A suspected suicide bomber killed 115 people on Friday in an attack targeting a vehicle carrying former Pakistani prime minister Benazir Bhutto through Karachi on her return from eight years in exile.
Officials said Bhutto was unhurt after one of the deadliest blasts in her country's history, having left the truck that had been transporting her through streets crowded with hundreds of thousands of wellwishers. "Ms Bhutto is safe and she has been taken to her residence," said Azhar Farooqui, a senior police officer in Karachi.
<b1>Militants linked to al-Qaeda, angered by Bhutto's support for the United States war on terrorism, had earlier this week threatened to assassinate her.
Dr Ejaz Ahmed, a police surgeon, told Reuters that 80 dead had been brought to three hospitals of the city. A Reuters reporter counted 35 bodies in another hospital. An interior ministry spokesman said 100 people were wounded.
Rescuers scrambled to drag bodies from the twisted wreckage of blazing vehicles as flames lit up the night sky after two apparent explosions in Pakistan's most violent city.
"The blasts hit two police vehicles which were escorting the truck carrying Bhutto. The target was the truck," Farooqui told Reuters.
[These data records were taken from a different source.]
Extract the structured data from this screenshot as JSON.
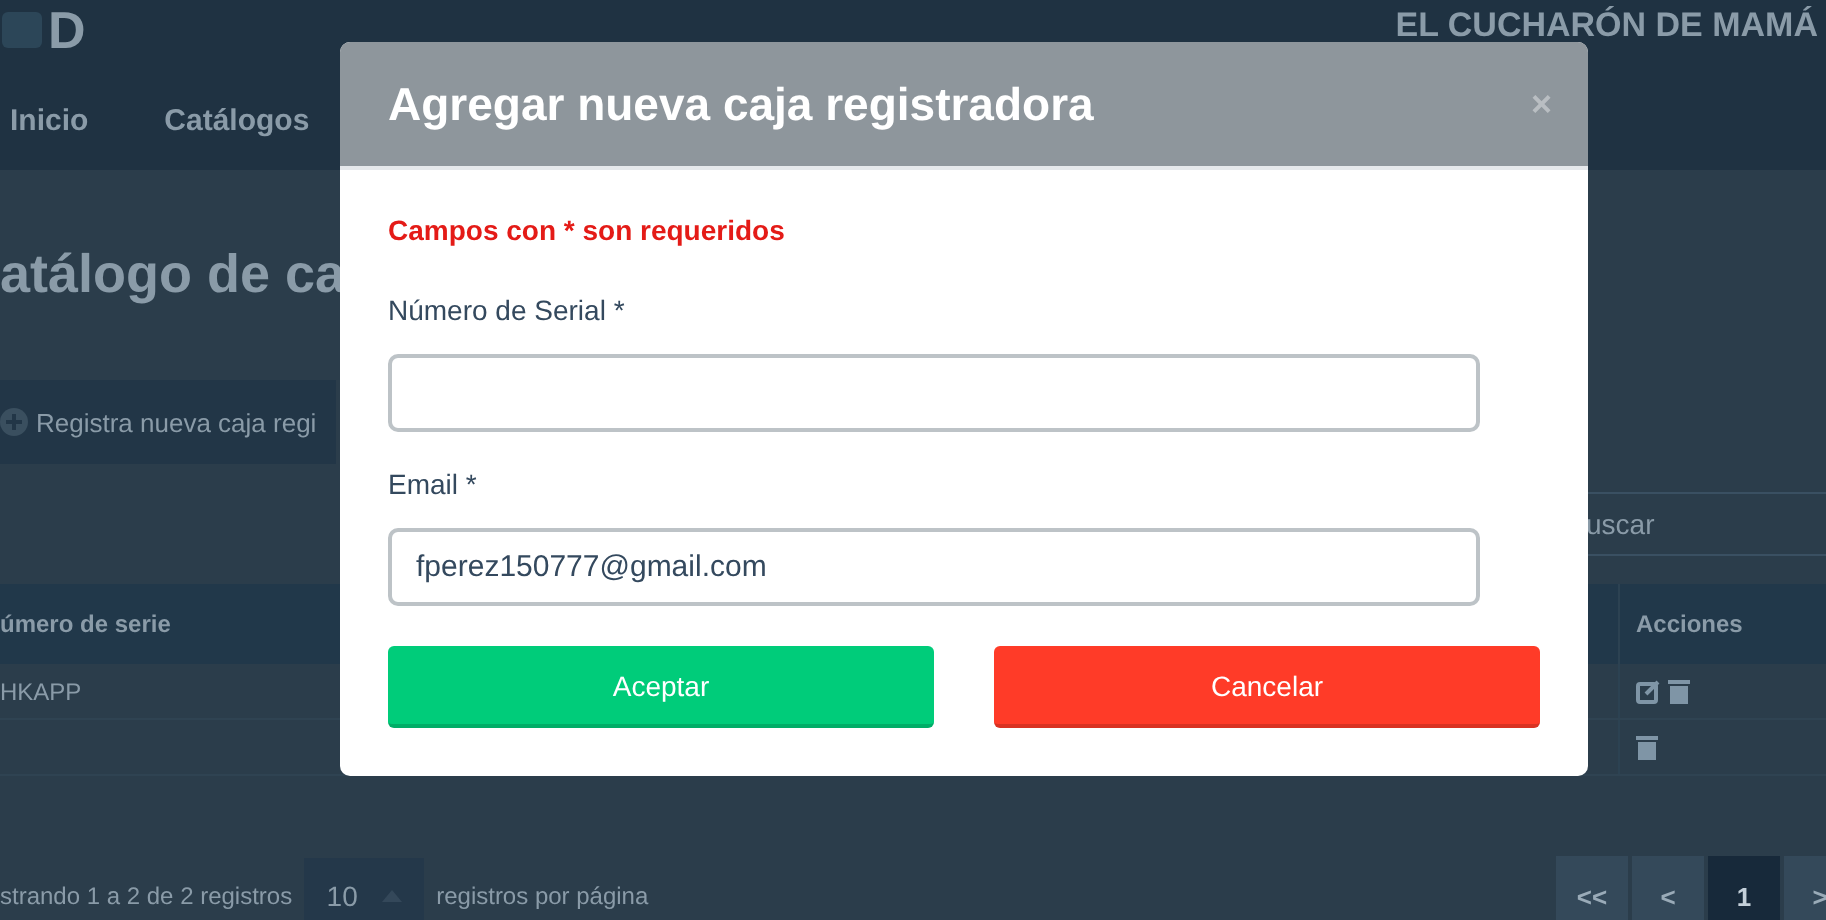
{
  "header": {
    "logo_text": "D",
    "brand": "EL CUCHARÓN DE MAMÁ"
  },
  "nav": [
    {
      "label": "Inicio"
    },
    {
      "label": "Catálogos"
    }
  ],
  "page": {
    "title": "atálogo de ca",
    "add_button": "Registra nueva caja regi",
    "search": {
      "placeholder": "uscar"
    },
    "table": {
      "columns": [
        "úmero de serie",
        "Acciones"
      ],
      "rows": [
        {
          "column_1": "HKAPP",
          "actions": [
            {
              "kind": "edit"
            },
            {
              "kind": "delete"
            }
          ]
        },
        {
          "actions": [
            {
              "kind": "delete"
            }
          ]
        }
      ]
    },
    "footer": {
      "info": "strando 1 a 2 de 2 registros",
      "page_size": "10",
      "page_size_suffix": "registros por página"
    },
    "pagination": [
      {
        "label": "<<",
        "selected": false
      },
      {
        "label": "<",
        "selected": false
      },
      {
        "label": "1",
        "selected": true
      },
      {
        "label": ">",
        "selected": false
      }
    ]
  },
  "modal": {
    "title": "Agregar nueva caja registradora",
    "close": "×",
    "note": "Campos con * son requeridos",
    "fields": [
      {
        "label": "Número de Serial *"
      },
      {
        "label": "Email *",
        "value": "fperez150777@gmail.com"
      }
    ],
    "buttons": [
      {
        "label": "Aceptar",
        "kind": "primary"
      },
      {
        "label": "Cancelar",
        "kind": "danger"
      }
    ]
  }
}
Rehman Malik, an aide to Bhutto who was travelling with her on the truck, said the blasts went off while she was resting inside the vehicle.
President Pervez Musharraf, in a statement issued by the state run news agency, said the attack represented "a conspiracy against democracy".
In Washington, the White House condemned the attack. "The United States condemns the violent attack in Pakistan and mourns the loss of innocent life there," Gordon Johndroe, White House National Security Council spokesman said. "Extremists will not be allowed to stop Pakistanis from selecting their representatives through an open and democratic process."
Speaking from Dubai, Bhutto's husband Asif Ali Zardari told ARYONE World Television: "I blame government for these blasts. It is the work of the intelligence agencies."
Intelligence reports suggested at least three jihadi groups linked to al-Qaeda and the Taliban were plotting suicide attacks, according to a provincial official. Some 20,000 security personnel had been deployed to provide protection for the returning Bhutto.
"She has an agreement with America. We will carry out attacks on Benazir Bhutto as we did on General Pervez Musharraf," Haji Omar, a Taliban commander in the Waziristan tribal region on the Afghan border, told Reuters by satellite telephone as Bhutto headed for Pakistan.
Bhutto had returned from self-imposed exile to lead her Pakistan People's Party into national elections meant to return the country to civilian rule.
For years Bhutto had vowed to return to Pakistan to end military dictatorship, yet she came back as a potential ally for Musharraf, the army chief who took power in a 1999 coup.
The United States is believed to have quietly encouraged their alliance to keep nuclear-armed Pakistan pro-Western and committed to fighting al-Qaeda and supporting NATO's efforts to stabilise Afghanistan.
Dressed in a green kameez, a loose tunic, her head covered by a white scarf, Bhutto had earlier stood in plain view on top of her truck, ignoring police advice to stay behind its bullet proof glass, as it edged through crowds waving the red, black and green tricolour of her Pakistan People's Party (PPP).
Even before Friday's attack, Bhutto's family history has been steeped in violence. Her father, Zulfikar Ali Bhutto, Pakistan's first popularly elected prime minister, was overthrown and hanged, while her two brothers were killed in mysterious circumstances, one gunned down in Karachi, the other found dead in a French Riviera hotel.
Additional reporting by Simon Cameron-Moore